Problem to work on: For every line below, set down an identical copy.

Provided material:
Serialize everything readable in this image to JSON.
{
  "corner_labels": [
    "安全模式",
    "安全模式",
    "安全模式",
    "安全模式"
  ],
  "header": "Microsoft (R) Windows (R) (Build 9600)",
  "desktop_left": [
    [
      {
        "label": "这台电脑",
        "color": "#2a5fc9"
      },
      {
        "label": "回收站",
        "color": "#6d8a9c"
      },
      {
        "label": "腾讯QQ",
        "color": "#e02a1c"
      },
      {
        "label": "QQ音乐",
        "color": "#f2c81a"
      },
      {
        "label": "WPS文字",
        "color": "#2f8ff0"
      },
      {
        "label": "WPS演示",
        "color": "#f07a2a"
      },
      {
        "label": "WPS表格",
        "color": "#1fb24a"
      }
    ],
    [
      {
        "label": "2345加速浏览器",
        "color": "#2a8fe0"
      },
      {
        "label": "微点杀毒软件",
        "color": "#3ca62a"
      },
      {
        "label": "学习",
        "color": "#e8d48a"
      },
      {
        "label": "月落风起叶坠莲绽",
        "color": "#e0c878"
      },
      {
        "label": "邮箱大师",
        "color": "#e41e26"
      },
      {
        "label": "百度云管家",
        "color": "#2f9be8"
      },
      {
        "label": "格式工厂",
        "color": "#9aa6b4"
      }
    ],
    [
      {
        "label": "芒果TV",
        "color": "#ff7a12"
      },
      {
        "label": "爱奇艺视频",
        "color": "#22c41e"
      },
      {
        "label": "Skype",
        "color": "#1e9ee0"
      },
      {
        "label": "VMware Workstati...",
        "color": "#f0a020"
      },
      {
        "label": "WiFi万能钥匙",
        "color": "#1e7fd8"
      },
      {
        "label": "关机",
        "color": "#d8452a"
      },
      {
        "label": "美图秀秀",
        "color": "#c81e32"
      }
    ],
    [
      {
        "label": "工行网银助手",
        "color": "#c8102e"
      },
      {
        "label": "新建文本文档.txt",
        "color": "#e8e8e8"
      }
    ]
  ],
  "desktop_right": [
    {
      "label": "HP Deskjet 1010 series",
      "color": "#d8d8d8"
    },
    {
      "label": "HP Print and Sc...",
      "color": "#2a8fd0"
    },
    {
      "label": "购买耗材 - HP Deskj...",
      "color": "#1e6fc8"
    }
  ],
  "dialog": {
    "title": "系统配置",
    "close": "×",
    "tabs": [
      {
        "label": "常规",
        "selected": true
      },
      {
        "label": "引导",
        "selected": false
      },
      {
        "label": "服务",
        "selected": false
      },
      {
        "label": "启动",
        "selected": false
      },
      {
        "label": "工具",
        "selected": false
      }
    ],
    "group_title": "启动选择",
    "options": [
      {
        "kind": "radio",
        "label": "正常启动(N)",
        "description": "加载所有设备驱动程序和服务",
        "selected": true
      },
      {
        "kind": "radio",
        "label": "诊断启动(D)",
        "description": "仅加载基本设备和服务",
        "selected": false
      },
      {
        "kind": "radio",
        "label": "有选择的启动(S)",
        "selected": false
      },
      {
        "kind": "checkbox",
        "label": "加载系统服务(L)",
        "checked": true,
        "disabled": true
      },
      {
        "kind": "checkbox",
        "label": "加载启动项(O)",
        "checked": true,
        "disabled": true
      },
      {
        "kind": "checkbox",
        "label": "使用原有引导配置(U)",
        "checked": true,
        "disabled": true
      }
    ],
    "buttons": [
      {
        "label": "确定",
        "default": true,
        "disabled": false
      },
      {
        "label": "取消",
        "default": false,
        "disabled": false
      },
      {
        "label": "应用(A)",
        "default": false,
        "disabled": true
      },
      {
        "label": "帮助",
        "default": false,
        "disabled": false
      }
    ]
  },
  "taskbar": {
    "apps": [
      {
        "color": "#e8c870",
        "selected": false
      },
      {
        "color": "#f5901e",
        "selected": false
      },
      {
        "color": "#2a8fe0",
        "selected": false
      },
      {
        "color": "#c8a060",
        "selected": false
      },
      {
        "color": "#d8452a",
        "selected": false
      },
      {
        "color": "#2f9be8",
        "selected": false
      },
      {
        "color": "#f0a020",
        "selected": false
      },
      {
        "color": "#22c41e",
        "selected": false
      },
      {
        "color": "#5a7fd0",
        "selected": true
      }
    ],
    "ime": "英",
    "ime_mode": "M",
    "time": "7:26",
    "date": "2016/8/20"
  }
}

Task response:
Serialize everything readable in this image to JSON.
{
  "corner_labels": [
    "安全模式",
    "安全模式",
    "安全模式",
    "安全模式"
  ],
  "header": "Microsoft (R) Windows (R) (Build 9600)",
  "desktop_left": [
    [
      {
        "label": "这台电脑",
        "color": "#2a5fc9"
      },
      {
        "label": "回收站",
        "color": "#6d8a9c"
      },
      {
        "label": "腾讯QQ",
        "color": "#e02a1c"
      },
      {
        "label": "QQ音乐",
        "color": "#f2c81a"
      },
      {
        "label": "WPS文字",
        "color": "#2f8ff0"
      },
      {
        "label": "WPS演示",
        "color": "#f07a2a"
      },
      {
        "label": "WPS表格",
        "color": "#1fb24a"
      }
    ],
    [
      {
        "label": "2345加速浏览器",
        "color": "#2a8fe0"
      },
      {
        "label": "微点杀毒软件",
        "color": "#3ca62a"
      },
      {
        "label": "学习",
        "color": "#e8d48a"
      },
      {
        "label": "月落风起叶坠莲绽",
        "color": "#e0c878"
      },
      {
        "label": "邮箱大师",
        "color": "#e41e26"
      },
      {
        "label": "百度云管家",
        "color": "#2f9be8"
      },
      {
        "label": "格式工厂",
        "color": "#9aa6b4"
      }
    ],
    [
      {
        "label": "芒果TV",
        "color": "#ff7a12"
      },
      {
        "label": "爱奇艺视频",
        "color": "#22c41e"
      },
      {
        "label": "Skype",
        "color": "#1e9ee0"
      },
      {
        "label": "VMware Workstati...",
        "color": "#f0a020"
      },
      {
        "label": "WiFi万能钥匙",
        "color": "#1e7fd8"
      },
      {
        "label": "关机",
        "color": "#d8452a"
      },
      {
        "label": "美图秀秀",
        "color": "#c81e32"
      }
    ],
    [
      {
        "label": "工行网银助手",
        "color": "#c8102e"
      },
      {
        "label": "新建文本文档.txt",
        "color": "#e8e8e8"
      }
    ]
  ],
  "desktop_right": [
    {
      "label": "HP Deskjet 1010 series",
      "color": "#d8d8d8"
    },
    {
      "label": "HP Print and Sc...",
      "color": "#2a8fd0"
    },
    {
      "label": "购买耗材 - HP Deskj...",
      "color": "#1e6fc8"
    }
  ],
  "dialog": {
    "title": "系统配置",
    "close": "×",
    "tabs": [
      {
        "label": "常规",
        "selected": true
      },
      {
        "label": "引导",
        "selected": false
      },
      {
        "label": "服务",
        "selected": false
      },
      {
        "label": "启动",
        "selected": false
      },
      {
        "label": "工具",
        "selected": false
      }
    ],
    "group_title": "启动选择",
    "options": [
      {
        "kind": "radio",
        "label": "正常启动(N)",
        "description": "加载所有设备驱动程序和服务",
        "selected": true
      },
      {
        "kind": "radio",
        "label": "诊断启动(D)",
        "description": "仅加载基本设备和服务",
        "selected": false
      },
      {
        "kind": "radio",
        "label": "有选择的启动(S)",
        "selected": false
      },
      {
        "kind": "checkbox",
        "label": "加载系统服务(L)",
        "checked": true,
        "disabled": true
      },
      {
        "kind": "checkbox",
        "label": "加载启动项(O)",
        "checked": true,
        "disabled": true
      },
      {
        "kind": "checkbox",
        "label": "使用原有引导配置(U)",
        "checked": true,
        "disabled": true
      }
    ],
    "buttons": [
      {
        "label": "确定",
        "default": true,
        "disabled": false
      },
      {
        "label": "取消",
        "default": false,
        "disabled": false
      },
      {
        "label": "应用(A)",
        "default": false,
        "disabled": true
      },
      {
        "label": "帮助",
        "default": false,
        "disabled": false
      }
    ]
  },
  "taskbar": {
    "apps": [
      {
        "color": "#e8c870",
        "selected": false
      },
      {
        "color": "#f5901e",
        "selected": false
      },
      {
        "color": "#2a8fe0",
        "selected": false
      },
      {
        "color": "#c8a060",
        "selected": false
      },
      {
        "color": "#d8452a",
        "selected": false
      },
      {
        "color": "#2f9be8",
        "selected": false
      },
      {
        "color": "#f0a020",
        "selected": false
      },
      {
        "color": "#22c41e",
        "selected": false
      },
      {
        "color": "#5a7fd0",
        "selected": true
      }
    ],
    "ime": "英",
    "ime_mode": "M",
    "time": "7:26",
    "date": "2016/8/20"
  }
}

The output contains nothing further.